[AIM OF THE EXERCISE]
Give back the records in their entirety, exactly.

[DATA EXCERPTS]
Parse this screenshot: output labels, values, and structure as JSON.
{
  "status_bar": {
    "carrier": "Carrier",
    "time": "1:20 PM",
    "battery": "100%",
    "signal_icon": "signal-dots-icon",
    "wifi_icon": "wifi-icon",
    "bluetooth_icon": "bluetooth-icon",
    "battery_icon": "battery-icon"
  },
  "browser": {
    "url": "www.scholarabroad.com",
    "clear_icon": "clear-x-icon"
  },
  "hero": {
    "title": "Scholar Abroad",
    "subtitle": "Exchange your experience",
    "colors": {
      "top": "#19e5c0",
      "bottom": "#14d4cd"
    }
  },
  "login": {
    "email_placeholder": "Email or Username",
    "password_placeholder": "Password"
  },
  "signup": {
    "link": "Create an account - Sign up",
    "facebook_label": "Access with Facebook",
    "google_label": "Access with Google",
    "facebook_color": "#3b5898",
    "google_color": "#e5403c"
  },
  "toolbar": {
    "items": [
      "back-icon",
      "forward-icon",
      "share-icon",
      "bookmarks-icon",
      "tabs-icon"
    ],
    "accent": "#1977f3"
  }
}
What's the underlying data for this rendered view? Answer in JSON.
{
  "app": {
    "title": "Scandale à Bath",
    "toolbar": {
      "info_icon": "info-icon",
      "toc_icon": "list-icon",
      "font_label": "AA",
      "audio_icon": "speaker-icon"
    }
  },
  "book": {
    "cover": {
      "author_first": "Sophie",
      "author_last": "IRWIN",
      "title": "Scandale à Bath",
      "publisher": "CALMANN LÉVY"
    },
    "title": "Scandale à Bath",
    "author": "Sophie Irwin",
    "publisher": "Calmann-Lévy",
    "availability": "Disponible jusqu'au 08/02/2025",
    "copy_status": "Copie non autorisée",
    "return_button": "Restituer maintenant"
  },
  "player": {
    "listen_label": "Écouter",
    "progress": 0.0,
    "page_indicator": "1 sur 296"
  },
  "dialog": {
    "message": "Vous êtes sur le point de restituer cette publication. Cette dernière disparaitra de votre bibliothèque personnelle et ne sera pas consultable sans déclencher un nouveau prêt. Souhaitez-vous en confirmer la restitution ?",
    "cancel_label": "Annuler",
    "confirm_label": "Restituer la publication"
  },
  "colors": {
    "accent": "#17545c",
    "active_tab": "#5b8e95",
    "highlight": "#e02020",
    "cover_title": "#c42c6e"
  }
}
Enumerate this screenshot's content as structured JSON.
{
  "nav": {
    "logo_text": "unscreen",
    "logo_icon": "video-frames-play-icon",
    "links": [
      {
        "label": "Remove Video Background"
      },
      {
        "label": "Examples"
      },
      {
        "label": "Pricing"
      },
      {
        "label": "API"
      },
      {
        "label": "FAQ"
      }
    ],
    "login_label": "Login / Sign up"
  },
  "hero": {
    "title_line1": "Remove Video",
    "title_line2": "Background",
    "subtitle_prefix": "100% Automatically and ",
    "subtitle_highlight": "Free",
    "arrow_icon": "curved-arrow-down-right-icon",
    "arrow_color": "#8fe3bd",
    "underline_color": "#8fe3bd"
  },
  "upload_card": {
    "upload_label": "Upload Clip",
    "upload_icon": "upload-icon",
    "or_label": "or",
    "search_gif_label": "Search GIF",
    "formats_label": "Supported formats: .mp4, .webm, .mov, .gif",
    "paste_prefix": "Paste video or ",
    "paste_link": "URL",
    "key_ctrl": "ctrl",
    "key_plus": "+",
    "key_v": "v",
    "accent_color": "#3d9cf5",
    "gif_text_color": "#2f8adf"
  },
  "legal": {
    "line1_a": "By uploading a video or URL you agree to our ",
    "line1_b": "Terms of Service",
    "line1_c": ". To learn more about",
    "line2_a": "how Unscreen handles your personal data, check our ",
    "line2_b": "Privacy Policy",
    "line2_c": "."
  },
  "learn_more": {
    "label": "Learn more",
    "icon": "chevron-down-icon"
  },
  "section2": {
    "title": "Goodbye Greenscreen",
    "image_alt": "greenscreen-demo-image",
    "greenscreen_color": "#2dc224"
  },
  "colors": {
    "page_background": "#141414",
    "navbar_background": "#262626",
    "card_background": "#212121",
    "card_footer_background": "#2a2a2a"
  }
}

[ANSWER BOX]
Parse this screenshot: output labels, values, and structure as JSON.
{
  "status_bar": {
    "carrier": "Carrier",
    "time": "1:20 PM",
    "battery": "100%",
    "signal_icon": "signal-dots-icon",
    "wifi_icon": "wifi-icon",
    "bluetooth_icon": "bluetooth-icon",
    "battery_icon": "battery-icon"
  },
  "browser": {
    "url": "www.scholarabroad.com",
    "clear_icon": "clear-x-icon"
  },
  "hero": {
    "title": "Scholar Abroad",
    "subtitle": "Exchange your experience",
    "colors": {
      "top": "#19e5c0",
      "bottom": "#14d4cd"
    }
  },
  "login": {
    "email_placeholder": "Email or Username",
    "password_placeholder": "Password"
  },
  "signup": {
    "link": "Create an account - Sign up",
    "facebook_label": "Access with Facebook",
    "google_label": "Access with Google",
    "facebook_color": "#3b5898",
    "google_color": "#e5403c"
  },
  "toolbar": {
    "items": [
      "back-icon",
      "forward-icon",
      "share-icon",
      "bookmarks-icon",
      "tabs-icon"
    ],
    "accent": "#1977f3"
  }
}
What's the underlying data for this rendered view? Answer in JSON.
{
  "app": {
    "title": "Scandale à Bath",
    "toolbar": {
      "info_icon": "info-icon",
      "toc_icon": "list-icon",
      "font_label": "AA",
      "audio_icon": "speaker-icon"
    }
  },
  "book": {
    "cover": {
      "author_first": "Sophie",
      "author_last": "IRWIN",
      "title": "Scandale à Bath",
      "publisher": "CALMANN LÉVY"
    },
    "title": "Scandale à Bath",
    "author": "Sophie Irwin",
    "publisher": "Calmann-Lévy",
    "availability": "Disponible jusqu'au 08/02/2025",
    "copy_status": "Copie non autorisée",
    "return_button": "Restituer maintenant"
  },
  "player": {
    "listen_label": "Écouter",
    "progress": 0.0,
    "page_indicator": "1 sur 296"
  },
  "dialog": {
    "message": "Vous êtes sur le point de restituer cette publication. Cette dernière disparaitra de votre bibliothèque personnelle et ne sera pas consultable sans déclencher un nouveau prêt. Souhaitez-vous en confirmer la restitution ?",
    "cancel_label": "Annuler",
    "confirm_label": "Restituer la publication"
  },
  "colors": {
    "accent": "#17545c",
    "active_tab": "#5b8e95",
    "highlight": "#e02020",
    "cover_title": "#c42c6e"
  }
}
Enumerate this screenshot's content as structured JSON.
{
  "nav": {
    "logo_text": "unscreen",
    "logo_icon": "video-frames-play-icon",
    "links": [
      {
        "label": "Remove Video Background"
      },
      {
        "label": "Examples"
      },
      {
        "label": "Pricing"
      },
      {
        "label": "API"
      },
      {
        "label": "FAQ"
      }
    ],
    "login_label": "Login / Sign up"
  },
  "hero": {
    "title_line1": "Remove Video",
    "title_line2": "Background",
    "subtitle_prefix": "100% Automatically and ",
    "subtitle_highlight": "Free",
    "arrow_icon": "curved-arrow-down-right-icon",
    "arrow_color": "#8fe3bd",
    "underline_color": "#8fe3bd"
  },
  "upload_card": {
    "upload_label": "Upload Clip",
    "upload_icon": "upload-icon",
    "or_label": "or",
    "search_gif_label": "Search GIF",
    "formats_label": "Supported formats: .mp4, .webm, .mov, .gif",
    "paste_prefix": "Paste video or ",
    "paste_link": "URL",
    "key_ctrl": "ctrl",
    "key_plus": "+",
    "key_v": "v",
    "accent_color": "#3d9cf5",
    "gif_text_color": "#2f8adf"
  },
  "legal": {
    "line1_a": "By uploading a video or URL you agree to our ",
    "line1_b": "Terms of Service",
    "line1_c": ". To learn more about",
    "line2_a": "how Unscreen handles your personal data, check our ",
    "line2_b": "Privacy Policy",
    "line2_c": "."
  },
  "learn_more": {
    "label": "Learn more",
    "icon": "chevron-down-icon"
  },
  "section2": {
    "title": "Goodbye Greenscreen",
    "image_alt": "greenscreen-demo-image",
    "greenscreen_color": "#2dc224"
  },
  "colors": {
    "page_background": "#141414",
    "navbar_background": "#262626",
    "card_background": "#212121",
    "card_footer_background": "#2a2a2a"
  }
}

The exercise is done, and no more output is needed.